A24’s newest addition to strange horror is the Icelandic folk film Lamb, a quiet, eerie story of motherhood’s clash with nature. This is Valdimar Jóhannsson’s feature-length directorial debut and stars Noomi Rapace and Hilmir Snær Guðnason. Lamb is a cold, exquisite fairy tale. It’s unique filming techniques and smart writing builds an atmosphere that is tense and unpredictable.
Maria and Petur take care of a remote farm in Iceland tending to their crops and livestock. The couple live simple, quiet life when a mysterious force encapsulates the countryside and a sheep gives birth to baby that is half human, half lamb. Maria and Petur, childless, take advantage of this opportunity and adopt the lamb as their own. They name her Ada, give her clothes to wear, teach her how to dance. But as fulfilling as their lives have become, evil and dispair lurks in the field and it is difficult for Maria and Petur to fully enjoy this gift that nature has bestowed them.
Where Fairy Tales Meet Horror
At first watch, Lamb is a slow movie in which not much seems to happen. There is seldom dialogue between the characters. But the quietness provides an ethereal yet haunting atmosphere. Tension fills the air in all scenes, whether it is in the stables or when Petur cries while plowing the fields. Even tender moments allude to dread with the movie’s haunting score and cold, dreary weather.
The acting in Lamb is impressive and the writing is inspiring. Folk horror’s conjoining of fairy tale and horror elements create an intimate viewing experience filled with awe and dread. The simplicity and quietness provides and opportunity to play with other horror tropes and tell an entirely unique story. What I appreciate most about the movie is how it does not hold the audiences’ hand.
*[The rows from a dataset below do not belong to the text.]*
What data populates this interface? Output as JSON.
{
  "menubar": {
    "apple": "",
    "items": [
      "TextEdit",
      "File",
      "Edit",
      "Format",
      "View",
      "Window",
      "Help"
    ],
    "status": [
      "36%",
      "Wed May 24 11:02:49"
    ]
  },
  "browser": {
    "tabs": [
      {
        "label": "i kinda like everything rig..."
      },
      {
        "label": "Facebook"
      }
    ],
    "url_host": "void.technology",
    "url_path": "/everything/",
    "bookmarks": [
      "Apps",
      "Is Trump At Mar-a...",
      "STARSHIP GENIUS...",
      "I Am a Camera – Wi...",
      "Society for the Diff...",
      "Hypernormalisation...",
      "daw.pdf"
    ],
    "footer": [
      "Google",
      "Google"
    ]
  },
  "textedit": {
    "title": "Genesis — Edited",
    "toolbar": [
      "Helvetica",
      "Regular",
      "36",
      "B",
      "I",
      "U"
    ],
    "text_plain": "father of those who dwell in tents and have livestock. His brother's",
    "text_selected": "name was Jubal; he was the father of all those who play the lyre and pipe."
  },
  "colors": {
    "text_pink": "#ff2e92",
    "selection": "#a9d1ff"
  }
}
For example, rather than using expositional dialogue, body language and facial expressions are key components in communication.
The camerawork is nuanced, and while the CGI of the lamb-human hybrid is a bit ridiculous, the overall cinematography and effects – e.g., the simple but impactful use of gore – make up for it. The ending is absolutely bizarre, but if you pay attention to the small details, you will find foreshadowing imagery.
There is an abundance of layers to Lamb that, the more I think and read about it, the more I discover. It is strange and beautiful, subtle and haunting. Folk horror’s use of magical realism leaves room for interpretation; all of Lamb has a solid storyline that is also entirely interpretable. Be aware that, although it is an A24 movie, it is nothing like an Ari Aster-type film. It is its own being; an eerie, suspenseful slow-burn, remarkable from beginning to end.(4.5 / 5)